America will vote once more in November. On the ballot in these midterm elections are 35 Senate races that will determine who controls the upper chamber of the US Congress. According to administration insiders, the White House has tempered its early confidence regarding the midterm elections and is now concerned that Democrats may lose control of both chambers of Congress. The next two years of Joe Biden’s administration will be significantly impacted if one or both Houses of Congress are lost. Kevin Matras serves as Executive Vice President of Zacks.com says, “Of particular interest is the midterm portion of the cycle, which is where we are right now.”
And, how does the stock market react to mid-term election results? “S&P 500 Midterm Election Year Seasonal Pattern Since 1946” does not paint a rosy picture for 2022, said Jeff Hirsch, editor of the Stock Trader’s Almanac & Almanac Investor Newsletter.
Kevin Matras mentions in his newsletter that there’s a theory developed by Yale Hirsch of the Stock Trader’s Almanac, suggesting that the stock market follows a pattern that correlates with a U.S. president’s four-year term. The election cycle consists of the post-election, midterm, pre-election, and election years. 2022 is an example of a midterm year, i.e., the second year in the 4-year presidential cycle.
In the first two years after an election, the second year tends to be the weakest. In fact, it’s the weakest of all four years. Congressional elections take place – and with them, they bring the potential to shift the political backdrop.
Hirsch discovered that wars, recessions, and bear markets tend to start in the first two years of a president’s term. In 2022, the market entered the weak spot of the cycle. And with an aggressive Fed, high inflation, and the ongoing Russia-Ukraine war, the weakness in stocks was amplified.
Those who know their market history will find it somewhat unsurprising that the start of this year was rough. The second and third quarters of midterm years are historically quite weak. (History repeating itself once again.)

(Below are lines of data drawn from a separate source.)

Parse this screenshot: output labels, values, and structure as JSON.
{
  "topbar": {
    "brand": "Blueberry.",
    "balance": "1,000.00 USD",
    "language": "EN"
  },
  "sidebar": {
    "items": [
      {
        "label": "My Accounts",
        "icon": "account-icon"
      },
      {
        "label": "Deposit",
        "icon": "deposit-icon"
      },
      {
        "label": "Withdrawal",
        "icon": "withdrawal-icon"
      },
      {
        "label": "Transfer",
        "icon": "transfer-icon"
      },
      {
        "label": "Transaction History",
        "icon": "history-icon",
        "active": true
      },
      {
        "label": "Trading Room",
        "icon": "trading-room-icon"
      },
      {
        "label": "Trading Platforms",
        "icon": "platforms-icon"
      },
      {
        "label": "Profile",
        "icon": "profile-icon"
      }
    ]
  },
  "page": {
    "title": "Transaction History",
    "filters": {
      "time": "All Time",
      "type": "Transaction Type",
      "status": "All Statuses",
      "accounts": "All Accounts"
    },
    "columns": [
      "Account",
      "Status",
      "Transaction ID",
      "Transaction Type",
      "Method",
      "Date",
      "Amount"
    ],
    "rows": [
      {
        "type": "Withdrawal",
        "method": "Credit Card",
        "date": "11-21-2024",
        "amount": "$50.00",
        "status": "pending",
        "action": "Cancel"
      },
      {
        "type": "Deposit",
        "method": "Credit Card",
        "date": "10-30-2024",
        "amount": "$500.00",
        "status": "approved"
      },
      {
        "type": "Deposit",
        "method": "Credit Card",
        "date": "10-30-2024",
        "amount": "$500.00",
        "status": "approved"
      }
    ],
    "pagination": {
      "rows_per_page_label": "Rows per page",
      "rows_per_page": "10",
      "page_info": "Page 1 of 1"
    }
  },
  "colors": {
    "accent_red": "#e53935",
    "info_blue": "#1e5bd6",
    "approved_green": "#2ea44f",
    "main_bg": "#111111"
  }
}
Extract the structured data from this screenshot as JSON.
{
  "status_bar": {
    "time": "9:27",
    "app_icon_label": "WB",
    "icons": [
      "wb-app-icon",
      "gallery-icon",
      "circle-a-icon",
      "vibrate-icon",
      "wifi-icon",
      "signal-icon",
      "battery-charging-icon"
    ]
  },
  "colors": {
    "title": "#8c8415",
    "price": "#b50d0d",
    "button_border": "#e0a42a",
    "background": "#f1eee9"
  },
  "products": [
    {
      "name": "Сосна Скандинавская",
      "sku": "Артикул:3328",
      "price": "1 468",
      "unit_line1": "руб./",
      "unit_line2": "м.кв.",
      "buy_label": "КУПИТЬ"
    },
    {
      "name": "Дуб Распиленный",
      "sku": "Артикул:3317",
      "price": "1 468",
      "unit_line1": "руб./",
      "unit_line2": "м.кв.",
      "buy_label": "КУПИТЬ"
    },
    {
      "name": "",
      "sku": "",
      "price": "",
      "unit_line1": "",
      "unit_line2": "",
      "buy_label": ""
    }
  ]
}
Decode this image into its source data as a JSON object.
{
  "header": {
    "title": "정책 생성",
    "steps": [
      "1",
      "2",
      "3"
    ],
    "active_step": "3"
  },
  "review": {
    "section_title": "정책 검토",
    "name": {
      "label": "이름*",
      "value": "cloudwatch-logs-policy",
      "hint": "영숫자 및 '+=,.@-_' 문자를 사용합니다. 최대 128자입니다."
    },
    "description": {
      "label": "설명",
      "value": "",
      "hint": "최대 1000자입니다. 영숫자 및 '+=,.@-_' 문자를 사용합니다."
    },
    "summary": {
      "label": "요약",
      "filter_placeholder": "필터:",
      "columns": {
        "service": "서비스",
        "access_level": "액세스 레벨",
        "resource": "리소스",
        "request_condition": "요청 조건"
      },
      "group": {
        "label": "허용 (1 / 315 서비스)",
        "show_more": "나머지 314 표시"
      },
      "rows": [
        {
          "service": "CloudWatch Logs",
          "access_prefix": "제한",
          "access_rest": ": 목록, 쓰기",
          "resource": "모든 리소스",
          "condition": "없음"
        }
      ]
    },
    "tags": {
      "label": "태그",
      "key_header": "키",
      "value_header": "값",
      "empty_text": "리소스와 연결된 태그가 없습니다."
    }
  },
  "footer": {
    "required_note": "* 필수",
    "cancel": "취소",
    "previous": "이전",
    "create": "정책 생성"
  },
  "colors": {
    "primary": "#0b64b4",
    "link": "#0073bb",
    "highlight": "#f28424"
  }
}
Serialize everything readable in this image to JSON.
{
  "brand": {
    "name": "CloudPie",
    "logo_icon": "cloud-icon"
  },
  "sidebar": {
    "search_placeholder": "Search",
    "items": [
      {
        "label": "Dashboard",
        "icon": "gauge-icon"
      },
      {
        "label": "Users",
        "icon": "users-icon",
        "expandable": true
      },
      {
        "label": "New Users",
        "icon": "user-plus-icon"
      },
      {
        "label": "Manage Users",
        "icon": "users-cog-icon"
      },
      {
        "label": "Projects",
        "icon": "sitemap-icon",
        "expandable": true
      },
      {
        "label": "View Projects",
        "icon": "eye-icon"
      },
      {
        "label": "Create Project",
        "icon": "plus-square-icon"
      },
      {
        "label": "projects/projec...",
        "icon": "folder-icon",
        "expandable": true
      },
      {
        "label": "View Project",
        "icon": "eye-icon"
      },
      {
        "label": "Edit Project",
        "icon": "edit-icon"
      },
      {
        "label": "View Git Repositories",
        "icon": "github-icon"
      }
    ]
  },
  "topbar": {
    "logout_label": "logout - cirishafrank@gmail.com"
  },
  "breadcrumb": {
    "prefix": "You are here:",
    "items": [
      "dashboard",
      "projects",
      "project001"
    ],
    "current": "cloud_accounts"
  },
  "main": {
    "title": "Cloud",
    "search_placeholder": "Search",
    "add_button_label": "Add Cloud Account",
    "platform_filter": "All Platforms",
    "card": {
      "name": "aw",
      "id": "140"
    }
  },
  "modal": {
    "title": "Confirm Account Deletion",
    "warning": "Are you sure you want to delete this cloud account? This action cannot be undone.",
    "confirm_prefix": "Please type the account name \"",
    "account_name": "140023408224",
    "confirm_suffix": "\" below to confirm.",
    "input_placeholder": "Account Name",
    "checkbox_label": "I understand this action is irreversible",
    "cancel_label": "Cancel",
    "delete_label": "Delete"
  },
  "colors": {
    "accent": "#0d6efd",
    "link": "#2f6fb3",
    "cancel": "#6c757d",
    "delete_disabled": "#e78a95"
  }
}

But more prosperous times typically lie ahead in the latter half of the cycle.
In fact, we’re entering the most bullish part of the calendar – Q4 of year 2 in the 4-year presidential cycle (the second-strongest quarter of all 16 quarters), sporting an average return of 6.6% (since 1950); and Q1 of year 3 (the strongest quarter of all 16 quarters), with a 7.4% average gain.
And when we factor in that the third year of the presidential cycle has historically witnessed the best performance of all four years, the outlook for stocks looks even brighter.